KUALA LUMPUR - An environmentalist group on Wednesday protested outside an Australia Day function in Malaysia against a rare earth plant which it claims is producing dangerous radioactive waste, while opposition parliamentarians boycotted the event.
Australian miner Lynas Corp started processing rare earths at a plant in the eastern state of Pahang in late 2012, after a delay of more than a year due to strong opposition.
Lynas hopes the $800 million plant can help break the Chinese stranglehold on the market for rare earths used in everything from missiles to mobile phones.
About two dozen activists from NGO coalition Himpunan Hijau gathered outside the Kuala Lumpur Convention Centre in the heart of the capital, where the Australian High Commission was holding a function with sponsorship from Lynas to celebrate Australia Day.
Shouting "Stop Lynas!", the activists entered the centre but security stopped them outside the ballroom where the function was taking place.
Senior opposition politician Tian Chua said he and other opposition members of parliament were boycotting the function after they found out Lynas was one of the sponsors.
"We have already stated that Lynas is an unwelcome investment," he told AFP. "It's against our principles." Protesters staged several large rallies before the plant opened, saying they feared radioactive waste from it could harm residents and the environment.
Himpunan Hijau has also collected more than one million signatures to shut it down. Efforts to block the plant's operation permanently through a court order have so far failed.

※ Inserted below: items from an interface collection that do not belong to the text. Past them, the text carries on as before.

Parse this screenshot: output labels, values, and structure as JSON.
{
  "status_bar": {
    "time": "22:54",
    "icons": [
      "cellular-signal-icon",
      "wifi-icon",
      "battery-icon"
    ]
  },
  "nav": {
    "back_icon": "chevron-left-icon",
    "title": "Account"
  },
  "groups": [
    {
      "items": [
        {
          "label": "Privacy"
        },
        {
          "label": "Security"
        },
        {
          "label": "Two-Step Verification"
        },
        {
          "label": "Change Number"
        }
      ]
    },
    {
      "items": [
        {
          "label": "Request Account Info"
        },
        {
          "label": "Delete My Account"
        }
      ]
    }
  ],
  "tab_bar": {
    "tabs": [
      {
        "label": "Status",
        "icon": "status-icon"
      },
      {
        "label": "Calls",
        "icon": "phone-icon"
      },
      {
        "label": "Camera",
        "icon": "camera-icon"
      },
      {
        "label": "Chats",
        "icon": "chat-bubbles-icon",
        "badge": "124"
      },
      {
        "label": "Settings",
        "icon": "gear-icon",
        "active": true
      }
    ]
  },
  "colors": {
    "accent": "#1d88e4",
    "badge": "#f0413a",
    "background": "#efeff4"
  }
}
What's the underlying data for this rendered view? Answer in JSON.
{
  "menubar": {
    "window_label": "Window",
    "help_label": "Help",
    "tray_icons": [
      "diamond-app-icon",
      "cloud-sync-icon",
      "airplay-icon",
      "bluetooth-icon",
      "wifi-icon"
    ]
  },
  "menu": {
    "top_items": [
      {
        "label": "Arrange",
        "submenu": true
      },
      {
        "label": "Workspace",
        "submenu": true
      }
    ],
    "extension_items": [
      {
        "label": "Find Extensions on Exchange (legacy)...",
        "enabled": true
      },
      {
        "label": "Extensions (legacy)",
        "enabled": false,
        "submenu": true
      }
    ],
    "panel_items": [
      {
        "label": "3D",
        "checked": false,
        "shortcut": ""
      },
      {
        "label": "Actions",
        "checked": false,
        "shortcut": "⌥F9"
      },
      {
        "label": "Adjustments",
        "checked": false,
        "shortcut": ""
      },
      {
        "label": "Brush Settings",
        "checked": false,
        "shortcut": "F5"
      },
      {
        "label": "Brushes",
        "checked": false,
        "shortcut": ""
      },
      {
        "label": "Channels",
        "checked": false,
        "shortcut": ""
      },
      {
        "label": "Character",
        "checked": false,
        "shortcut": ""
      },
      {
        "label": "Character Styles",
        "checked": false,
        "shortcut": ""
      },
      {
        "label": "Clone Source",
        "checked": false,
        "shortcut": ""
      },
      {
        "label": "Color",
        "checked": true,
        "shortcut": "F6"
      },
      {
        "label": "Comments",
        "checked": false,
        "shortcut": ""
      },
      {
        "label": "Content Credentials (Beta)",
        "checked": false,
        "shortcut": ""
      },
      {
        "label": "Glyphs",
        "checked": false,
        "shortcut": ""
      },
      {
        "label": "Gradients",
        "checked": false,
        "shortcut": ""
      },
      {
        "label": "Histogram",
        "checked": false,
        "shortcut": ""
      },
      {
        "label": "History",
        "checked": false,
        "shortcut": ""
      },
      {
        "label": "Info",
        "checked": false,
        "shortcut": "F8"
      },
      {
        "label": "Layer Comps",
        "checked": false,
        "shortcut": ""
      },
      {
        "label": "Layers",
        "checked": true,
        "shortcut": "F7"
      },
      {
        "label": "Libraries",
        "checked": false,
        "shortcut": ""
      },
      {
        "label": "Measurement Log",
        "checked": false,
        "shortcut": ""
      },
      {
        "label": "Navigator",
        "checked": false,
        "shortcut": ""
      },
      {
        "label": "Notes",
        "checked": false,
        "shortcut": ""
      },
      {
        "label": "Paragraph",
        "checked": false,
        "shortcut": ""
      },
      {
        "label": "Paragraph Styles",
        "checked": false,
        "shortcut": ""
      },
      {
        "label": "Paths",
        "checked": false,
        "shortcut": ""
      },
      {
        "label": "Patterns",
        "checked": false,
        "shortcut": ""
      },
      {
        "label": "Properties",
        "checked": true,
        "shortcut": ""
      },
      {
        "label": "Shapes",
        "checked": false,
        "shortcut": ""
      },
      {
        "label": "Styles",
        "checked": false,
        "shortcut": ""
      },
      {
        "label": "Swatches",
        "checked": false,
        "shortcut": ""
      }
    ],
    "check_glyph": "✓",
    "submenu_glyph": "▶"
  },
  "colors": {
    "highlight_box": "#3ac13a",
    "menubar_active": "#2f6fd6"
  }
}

The Australian miner has insisted the plant is safe, saying any radioactive waste would be low-level and safely disposed of.